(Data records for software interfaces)
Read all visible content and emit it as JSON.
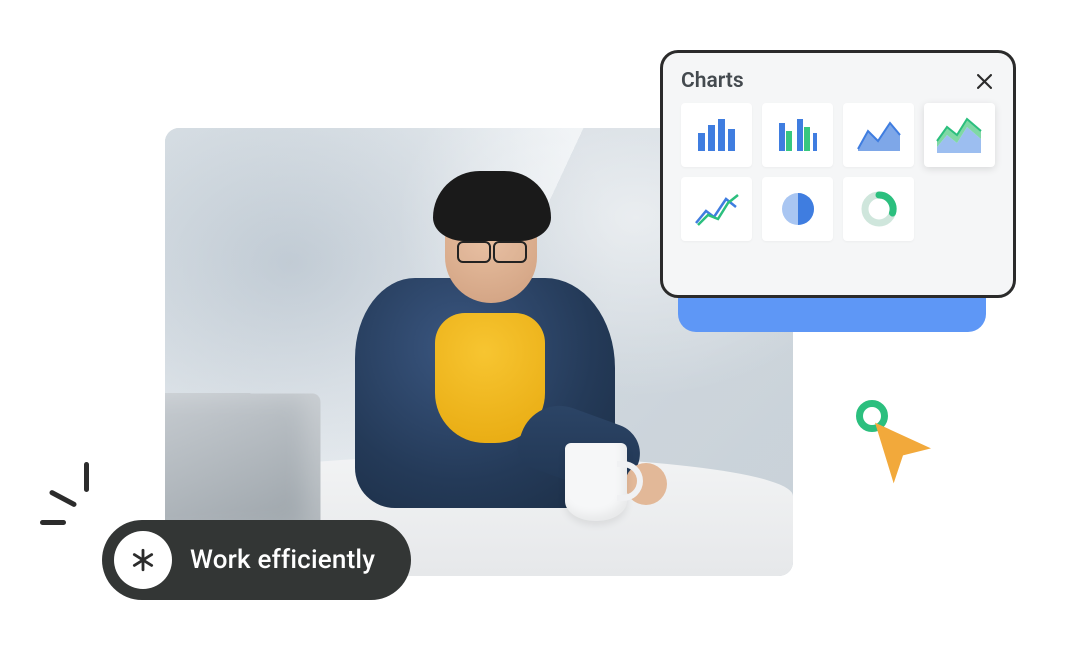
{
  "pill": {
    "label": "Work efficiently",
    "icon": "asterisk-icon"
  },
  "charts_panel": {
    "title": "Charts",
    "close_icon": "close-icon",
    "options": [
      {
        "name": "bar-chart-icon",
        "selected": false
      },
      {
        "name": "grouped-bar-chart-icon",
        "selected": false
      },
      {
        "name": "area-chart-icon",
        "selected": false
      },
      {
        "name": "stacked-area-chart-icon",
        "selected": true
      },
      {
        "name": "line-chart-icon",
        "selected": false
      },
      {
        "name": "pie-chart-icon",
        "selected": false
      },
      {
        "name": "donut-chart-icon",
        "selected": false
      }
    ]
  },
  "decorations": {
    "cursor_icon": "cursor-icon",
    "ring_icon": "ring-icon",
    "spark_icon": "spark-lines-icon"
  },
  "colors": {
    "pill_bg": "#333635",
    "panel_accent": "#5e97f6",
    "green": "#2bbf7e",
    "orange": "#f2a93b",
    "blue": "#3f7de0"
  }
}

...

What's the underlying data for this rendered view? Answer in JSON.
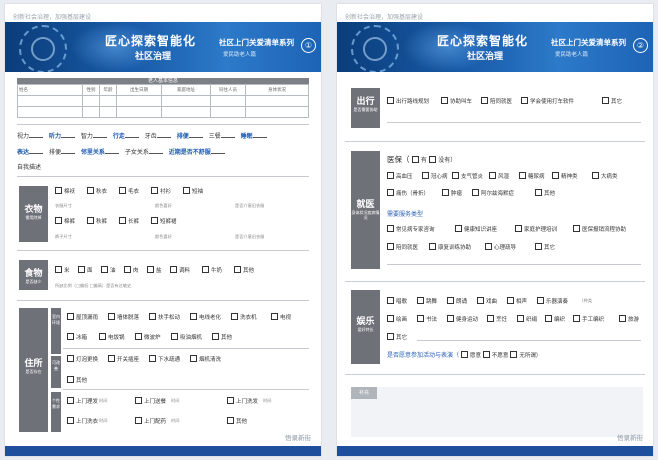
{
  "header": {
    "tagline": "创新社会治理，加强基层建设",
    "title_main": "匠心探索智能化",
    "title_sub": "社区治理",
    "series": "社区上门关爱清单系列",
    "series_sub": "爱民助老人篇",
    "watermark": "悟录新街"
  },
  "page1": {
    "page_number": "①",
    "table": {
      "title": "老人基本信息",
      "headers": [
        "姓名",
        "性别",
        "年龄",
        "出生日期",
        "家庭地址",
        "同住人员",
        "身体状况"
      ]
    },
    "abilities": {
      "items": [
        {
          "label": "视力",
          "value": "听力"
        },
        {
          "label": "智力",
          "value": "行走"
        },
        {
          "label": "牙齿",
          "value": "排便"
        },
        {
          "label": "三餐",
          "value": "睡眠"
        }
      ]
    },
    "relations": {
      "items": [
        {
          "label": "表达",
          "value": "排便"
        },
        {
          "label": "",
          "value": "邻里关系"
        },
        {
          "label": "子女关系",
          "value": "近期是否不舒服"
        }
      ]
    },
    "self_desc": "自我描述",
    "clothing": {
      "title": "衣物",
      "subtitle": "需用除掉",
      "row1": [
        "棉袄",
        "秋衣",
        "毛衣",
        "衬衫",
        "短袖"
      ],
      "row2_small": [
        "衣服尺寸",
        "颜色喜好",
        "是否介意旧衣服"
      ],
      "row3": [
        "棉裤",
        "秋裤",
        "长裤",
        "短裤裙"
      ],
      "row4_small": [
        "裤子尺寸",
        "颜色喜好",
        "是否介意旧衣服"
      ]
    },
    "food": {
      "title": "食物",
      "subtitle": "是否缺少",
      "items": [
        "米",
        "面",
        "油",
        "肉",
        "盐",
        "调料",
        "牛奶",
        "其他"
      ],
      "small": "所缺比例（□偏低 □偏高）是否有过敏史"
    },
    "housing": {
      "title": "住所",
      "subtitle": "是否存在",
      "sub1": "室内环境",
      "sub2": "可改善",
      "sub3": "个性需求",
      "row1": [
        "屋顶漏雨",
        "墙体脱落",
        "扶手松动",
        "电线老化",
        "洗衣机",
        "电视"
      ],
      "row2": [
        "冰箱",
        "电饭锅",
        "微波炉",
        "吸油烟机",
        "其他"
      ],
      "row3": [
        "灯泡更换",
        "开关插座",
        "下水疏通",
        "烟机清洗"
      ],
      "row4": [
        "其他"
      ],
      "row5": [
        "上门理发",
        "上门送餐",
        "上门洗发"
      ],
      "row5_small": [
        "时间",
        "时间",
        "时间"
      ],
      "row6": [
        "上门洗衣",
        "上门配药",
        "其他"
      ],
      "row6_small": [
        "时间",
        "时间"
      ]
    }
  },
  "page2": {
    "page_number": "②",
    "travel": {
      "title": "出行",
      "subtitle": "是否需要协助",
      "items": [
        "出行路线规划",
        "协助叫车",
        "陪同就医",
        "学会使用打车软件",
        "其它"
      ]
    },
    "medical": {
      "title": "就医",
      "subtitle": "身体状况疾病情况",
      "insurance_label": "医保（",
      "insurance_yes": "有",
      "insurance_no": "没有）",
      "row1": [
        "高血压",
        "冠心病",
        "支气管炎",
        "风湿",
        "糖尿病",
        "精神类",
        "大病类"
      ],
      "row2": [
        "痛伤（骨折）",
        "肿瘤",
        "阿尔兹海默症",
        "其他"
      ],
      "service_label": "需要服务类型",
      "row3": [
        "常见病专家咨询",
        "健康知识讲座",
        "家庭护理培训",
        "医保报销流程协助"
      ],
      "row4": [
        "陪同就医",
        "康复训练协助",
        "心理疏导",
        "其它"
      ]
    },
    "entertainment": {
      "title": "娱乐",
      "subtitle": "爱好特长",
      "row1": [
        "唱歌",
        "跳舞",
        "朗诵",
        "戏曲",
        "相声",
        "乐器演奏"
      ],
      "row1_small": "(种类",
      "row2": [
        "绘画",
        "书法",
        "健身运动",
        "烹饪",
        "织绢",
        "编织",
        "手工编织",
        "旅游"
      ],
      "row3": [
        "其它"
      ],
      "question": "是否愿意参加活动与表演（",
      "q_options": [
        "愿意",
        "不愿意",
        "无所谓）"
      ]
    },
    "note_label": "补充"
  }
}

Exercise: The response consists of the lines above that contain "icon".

Solution to this problem:
    "icon": "asterisk-icon"
    "close_icon": "close-icon",
        "name": "bar-chart-icon",
        "name": "grouped-bar-chart-icon",
        "name": "area-chart-icon",
        "name": "stacked-area-chart-icon",
        "name": "line-chart-icon",
        "name": "pie-chart-icon",
        "name": "donut-chart-icon",
    "cursor_icon": "cursor-icon",
    "ring_icon": "ring-icon",
    "spark_icon": "spark-lines-icon"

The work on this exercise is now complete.